Father Gregory Boyle is the face of the multi-million Homeboy Industries operation in Los Angeles that exists to give reformed gang members a way to work side by side with rivals and heal.
“’Women work things out face‑to‑face, and guys work things out shoulder-to-shoulder.’ That’s my experience in the bakery,” Boyle says. “Enemy rivals will work side by side making croissants or something. They’re not talking stuff out, but they are working stuff out. I don’t know how it works, but before you know it, there’s a bond deeper than they’ve ever known in their gang and stronger than anything they’ve even known in their families.”
Homeboy Industries, which he has run since 1992, helps 15,000 people a year with jobs and social services. To keep the $17 million effort afloat, Boyle must raise $11 million a year. The remaining $6 million comes from revenue produced by the enterprises, including Homeboy Bakery and Homegirl Catering.
This is our interview with Boyle.
Q. How many enterprises in Homeboy Industries? How do you decide what to add?

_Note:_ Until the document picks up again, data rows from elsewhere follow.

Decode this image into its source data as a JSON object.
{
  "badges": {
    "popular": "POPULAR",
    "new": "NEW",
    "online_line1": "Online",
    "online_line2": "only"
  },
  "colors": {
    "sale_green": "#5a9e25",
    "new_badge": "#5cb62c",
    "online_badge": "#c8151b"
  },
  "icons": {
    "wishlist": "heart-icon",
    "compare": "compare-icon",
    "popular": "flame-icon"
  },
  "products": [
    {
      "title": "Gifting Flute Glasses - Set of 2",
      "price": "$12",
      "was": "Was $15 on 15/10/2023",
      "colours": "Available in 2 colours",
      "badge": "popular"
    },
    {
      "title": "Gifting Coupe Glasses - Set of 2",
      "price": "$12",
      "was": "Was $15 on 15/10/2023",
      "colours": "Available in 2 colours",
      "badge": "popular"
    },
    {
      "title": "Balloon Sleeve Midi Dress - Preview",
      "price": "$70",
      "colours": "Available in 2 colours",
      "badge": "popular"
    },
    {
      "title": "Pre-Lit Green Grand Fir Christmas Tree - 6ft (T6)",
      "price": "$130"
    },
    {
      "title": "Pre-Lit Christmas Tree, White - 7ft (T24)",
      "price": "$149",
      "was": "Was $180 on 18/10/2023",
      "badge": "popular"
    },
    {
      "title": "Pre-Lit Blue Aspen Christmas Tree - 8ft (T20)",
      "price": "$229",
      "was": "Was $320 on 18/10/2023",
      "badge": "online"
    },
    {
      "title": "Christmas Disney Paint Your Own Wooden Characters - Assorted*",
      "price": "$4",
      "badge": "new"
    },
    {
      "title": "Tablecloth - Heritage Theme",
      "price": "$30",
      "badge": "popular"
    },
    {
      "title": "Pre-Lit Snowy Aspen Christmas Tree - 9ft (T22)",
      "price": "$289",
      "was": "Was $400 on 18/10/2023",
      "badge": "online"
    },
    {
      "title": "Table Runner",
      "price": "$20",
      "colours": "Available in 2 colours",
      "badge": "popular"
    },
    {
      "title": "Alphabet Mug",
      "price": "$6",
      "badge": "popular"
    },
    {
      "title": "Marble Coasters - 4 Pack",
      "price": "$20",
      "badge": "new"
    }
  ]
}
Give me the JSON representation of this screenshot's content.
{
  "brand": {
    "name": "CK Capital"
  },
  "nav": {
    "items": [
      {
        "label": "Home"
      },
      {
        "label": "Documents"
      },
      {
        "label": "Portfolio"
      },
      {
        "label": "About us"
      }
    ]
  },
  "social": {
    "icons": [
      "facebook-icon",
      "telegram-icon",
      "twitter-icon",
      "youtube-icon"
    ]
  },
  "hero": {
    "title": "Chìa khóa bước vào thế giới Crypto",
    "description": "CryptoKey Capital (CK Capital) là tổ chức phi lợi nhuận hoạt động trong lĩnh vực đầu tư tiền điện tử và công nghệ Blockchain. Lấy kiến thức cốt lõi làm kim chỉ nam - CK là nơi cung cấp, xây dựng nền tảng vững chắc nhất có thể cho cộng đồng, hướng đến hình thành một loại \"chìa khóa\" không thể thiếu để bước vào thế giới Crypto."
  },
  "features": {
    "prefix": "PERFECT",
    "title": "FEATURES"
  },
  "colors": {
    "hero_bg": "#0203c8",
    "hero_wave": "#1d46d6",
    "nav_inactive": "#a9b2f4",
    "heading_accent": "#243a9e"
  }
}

We have nine enterprises. We decide in a very haphazard way - stuff comes to us; we throw it against the wall to see if it sticks. Sometimes it does, sometimes not so much (Homeboy Plumbing).
Q. It’s interesting to me that you view the living and working together at the worksites as more important than the profit they create. What do you see happening between rival people?
We are all called to create a community of kinship such that God would recognize it. Enemies, rivals working side by side...invite the rest of the world to more fully inhabit what we are all called to become: One.
Q. Do you find that people graduate from needing Homeboy Industries as a worksite? Or do they tend to stay on?
Ours is an 18-month training program, so folks move on. If they surrender and cooperate with us, then they engage in the essential, foundational healing that happens at HBI in 18 months. Then they move on. We help them find employment beyond us. By this time, they are resilient. The world will indeed throw whatever it wants at them, but this time, they won't be toppled by it.
Q. I was struck by how much money you have to raise a year. Is Homeboy Industries growing in the number of people it serves? Can you give some statistics on the growth?
It is a lot of money to raise each year. One day, we will be endowed like any animal shelter in our country. Fifteen thousand folks a year walk through our doors, wanting to have their hearts altered and to move beyond the minds they have.
Q. Have enterprises in other cities modeled work on what you have been doing for more than two decades?
We have the Global Homeboy Network, 46 programs modeled on HBI in the U.S. and six outside the country. We gather every August to share stories and best practices with our "partners."
Q. When you have time to think about this work, what does it mean in your soul?
HMI has helped me to decide to live in other people's hearts. The Christ in me recognizing the Christ in them.
Q. What good comes of speaking to Christians in distant cities?
We need to speak, as Pope Francis says, of the "Joy of the Gospel." It IS where the joy is. It is joy's location. It would seem important to speak to that everywhere.